* GOAL OF THE EXERCISE:
Whenever a line below holds the word "this", count it; please give only the final number.

**********

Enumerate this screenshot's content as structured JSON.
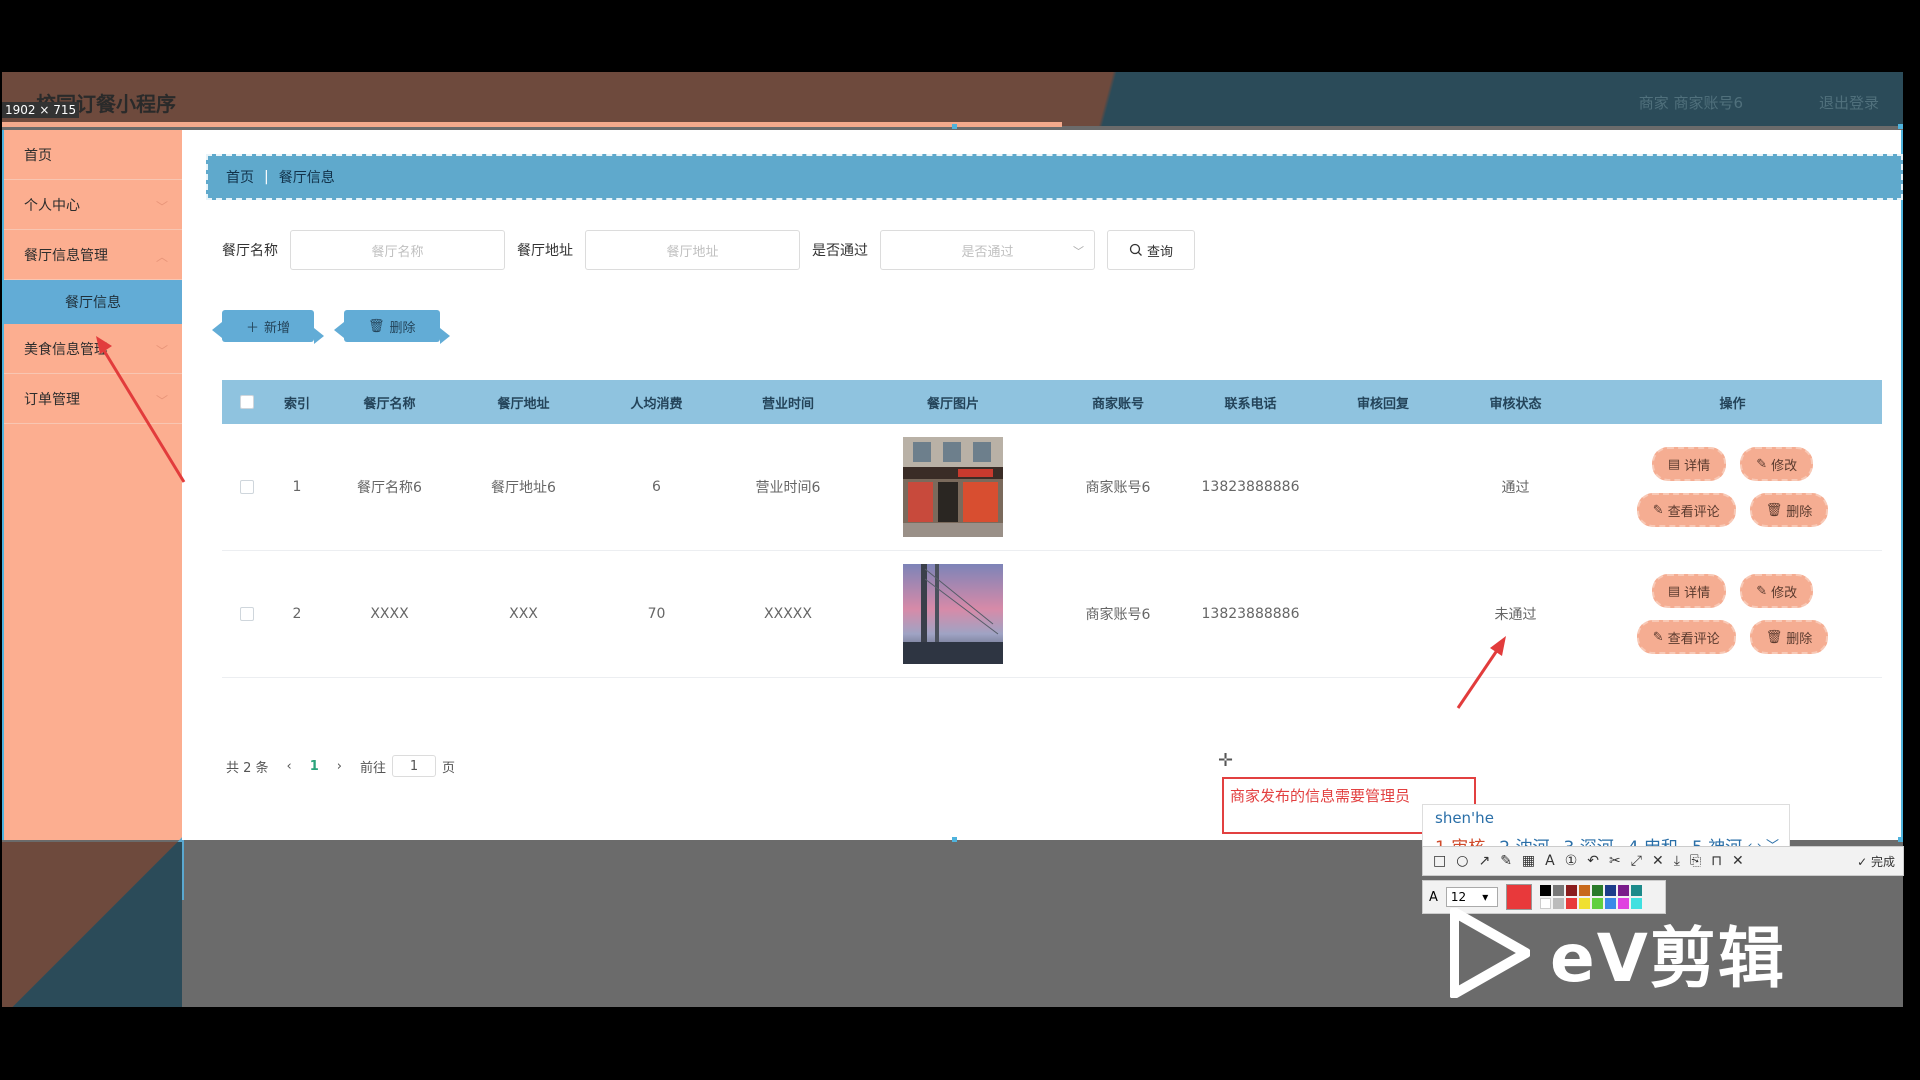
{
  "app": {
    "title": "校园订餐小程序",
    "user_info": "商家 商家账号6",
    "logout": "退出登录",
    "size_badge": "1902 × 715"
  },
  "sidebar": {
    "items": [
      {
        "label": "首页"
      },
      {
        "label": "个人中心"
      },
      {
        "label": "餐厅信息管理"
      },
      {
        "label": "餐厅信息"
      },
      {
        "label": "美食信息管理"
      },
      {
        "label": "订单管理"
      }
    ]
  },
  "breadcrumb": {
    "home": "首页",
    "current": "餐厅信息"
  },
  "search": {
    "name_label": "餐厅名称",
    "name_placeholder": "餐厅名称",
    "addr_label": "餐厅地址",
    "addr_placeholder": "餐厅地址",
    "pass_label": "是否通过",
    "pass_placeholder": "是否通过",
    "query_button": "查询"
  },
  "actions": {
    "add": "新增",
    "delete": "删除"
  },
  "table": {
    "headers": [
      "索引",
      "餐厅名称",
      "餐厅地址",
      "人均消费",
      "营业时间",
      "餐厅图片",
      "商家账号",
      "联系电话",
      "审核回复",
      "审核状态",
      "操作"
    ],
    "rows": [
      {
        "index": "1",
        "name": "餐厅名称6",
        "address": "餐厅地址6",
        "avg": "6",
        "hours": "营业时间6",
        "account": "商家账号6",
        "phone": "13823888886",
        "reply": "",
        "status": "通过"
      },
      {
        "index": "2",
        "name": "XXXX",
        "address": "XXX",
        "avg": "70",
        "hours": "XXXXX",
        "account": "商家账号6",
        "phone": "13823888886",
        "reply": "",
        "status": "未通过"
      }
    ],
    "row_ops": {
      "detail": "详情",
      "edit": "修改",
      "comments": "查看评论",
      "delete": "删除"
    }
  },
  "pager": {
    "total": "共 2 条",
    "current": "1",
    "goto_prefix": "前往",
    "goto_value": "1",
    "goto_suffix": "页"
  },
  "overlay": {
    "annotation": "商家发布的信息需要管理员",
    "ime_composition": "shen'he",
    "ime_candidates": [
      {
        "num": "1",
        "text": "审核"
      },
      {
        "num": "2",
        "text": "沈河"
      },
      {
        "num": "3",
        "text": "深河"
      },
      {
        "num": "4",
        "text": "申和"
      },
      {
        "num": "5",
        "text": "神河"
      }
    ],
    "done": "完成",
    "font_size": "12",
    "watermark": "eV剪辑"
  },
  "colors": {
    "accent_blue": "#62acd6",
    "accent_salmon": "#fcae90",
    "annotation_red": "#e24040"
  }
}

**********

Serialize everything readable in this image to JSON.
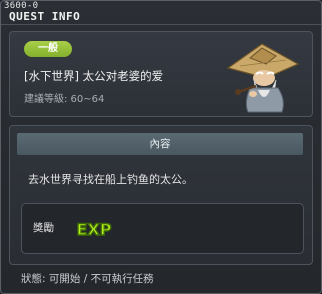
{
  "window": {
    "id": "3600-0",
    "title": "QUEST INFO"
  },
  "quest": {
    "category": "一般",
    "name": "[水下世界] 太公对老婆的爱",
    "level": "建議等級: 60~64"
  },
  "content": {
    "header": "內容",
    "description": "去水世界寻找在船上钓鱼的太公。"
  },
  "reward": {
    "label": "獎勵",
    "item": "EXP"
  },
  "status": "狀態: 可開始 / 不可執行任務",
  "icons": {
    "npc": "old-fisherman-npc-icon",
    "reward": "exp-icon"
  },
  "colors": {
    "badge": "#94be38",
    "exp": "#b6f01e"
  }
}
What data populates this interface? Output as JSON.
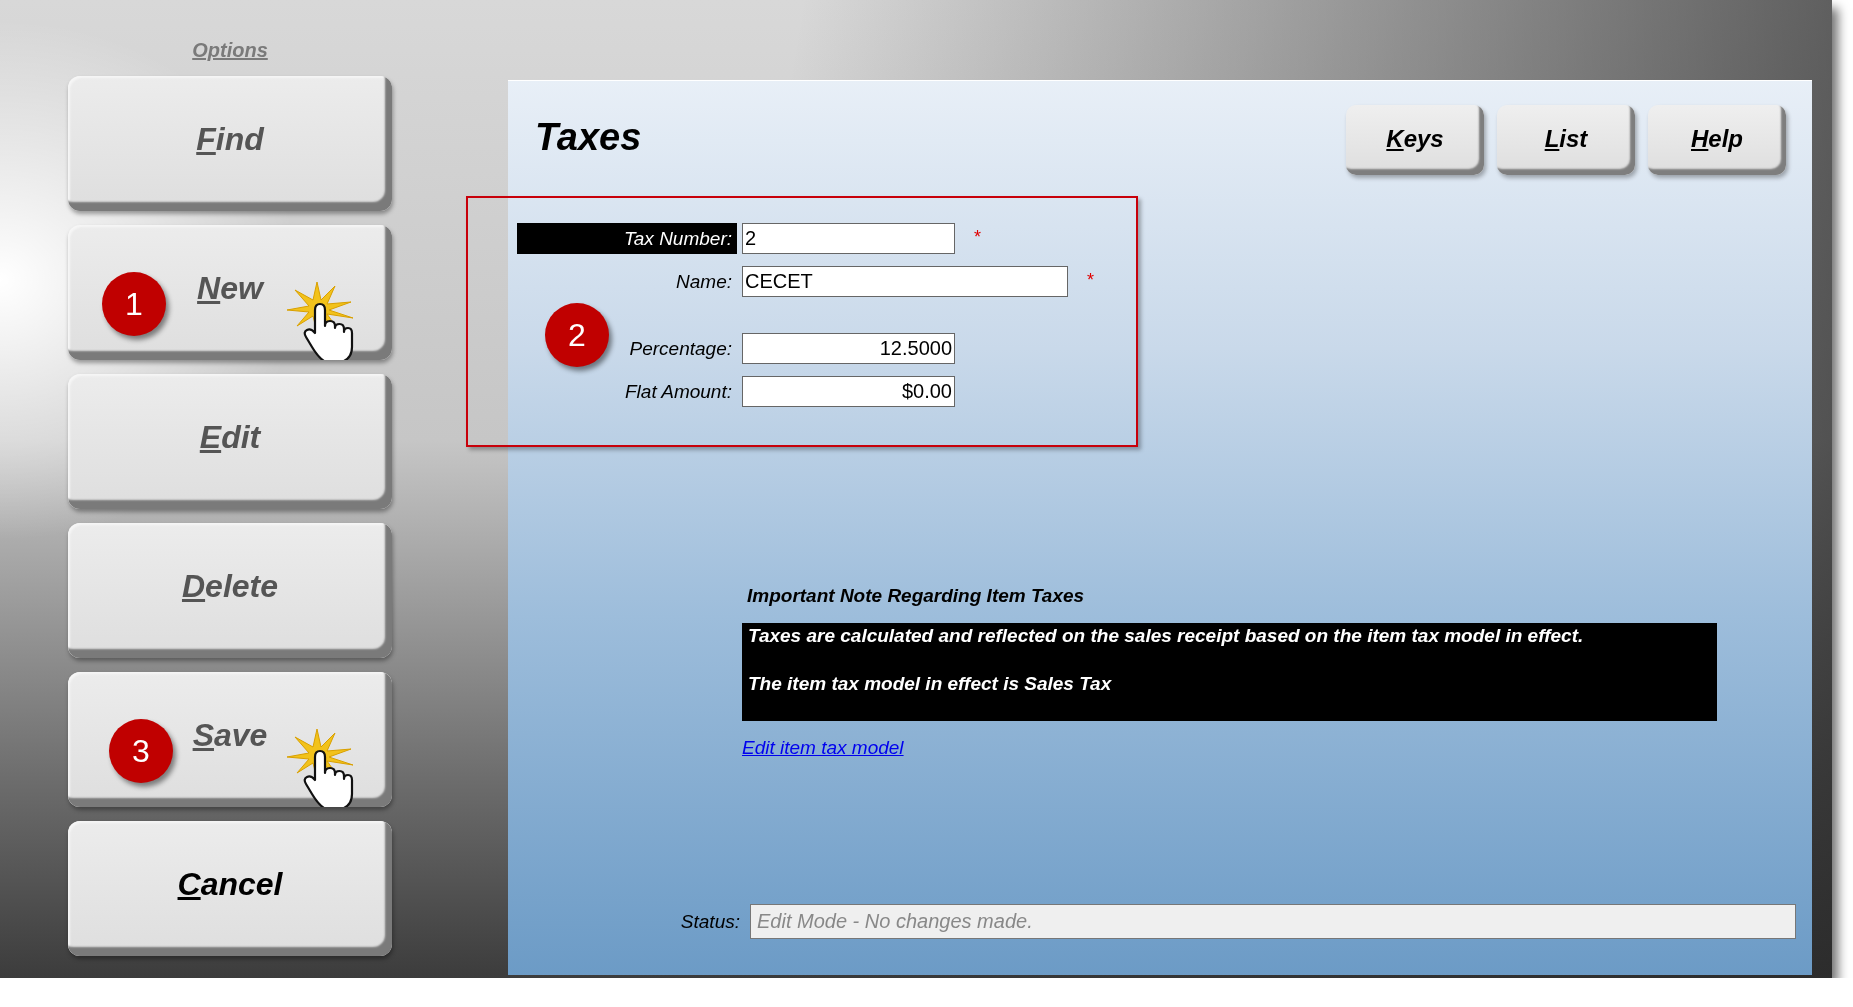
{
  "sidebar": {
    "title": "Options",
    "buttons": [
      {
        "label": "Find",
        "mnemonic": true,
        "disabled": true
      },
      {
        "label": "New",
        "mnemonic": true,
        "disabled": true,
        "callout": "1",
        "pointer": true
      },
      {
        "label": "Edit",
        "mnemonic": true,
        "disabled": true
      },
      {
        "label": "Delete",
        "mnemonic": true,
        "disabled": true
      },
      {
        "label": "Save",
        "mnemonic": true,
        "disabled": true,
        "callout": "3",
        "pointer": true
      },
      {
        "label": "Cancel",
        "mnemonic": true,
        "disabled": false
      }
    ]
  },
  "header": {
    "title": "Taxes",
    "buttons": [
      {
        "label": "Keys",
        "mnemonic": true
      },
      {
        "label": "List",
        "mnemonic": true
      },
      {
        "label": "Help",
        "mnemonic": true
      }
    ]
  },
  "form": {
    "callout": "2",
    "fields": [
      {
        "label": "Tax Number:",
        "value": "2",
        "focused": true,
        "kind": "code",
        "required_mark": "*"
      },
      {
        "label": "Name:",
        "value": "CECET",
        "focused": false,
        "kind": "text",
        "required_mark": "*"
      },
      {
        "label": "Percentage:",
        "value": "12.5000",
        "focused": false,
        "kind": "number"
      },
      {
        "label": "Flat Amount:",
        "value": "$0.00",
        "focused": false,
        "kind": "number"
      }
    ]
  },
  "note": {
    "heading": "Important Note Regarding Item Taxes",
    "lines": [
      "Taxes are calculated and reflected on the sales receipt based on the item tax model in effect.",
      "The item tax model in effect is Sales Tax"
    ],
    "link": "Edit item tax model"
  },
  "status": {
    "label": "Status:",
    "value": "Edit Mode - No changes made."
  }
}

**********

* SOLUTION BELOW:
3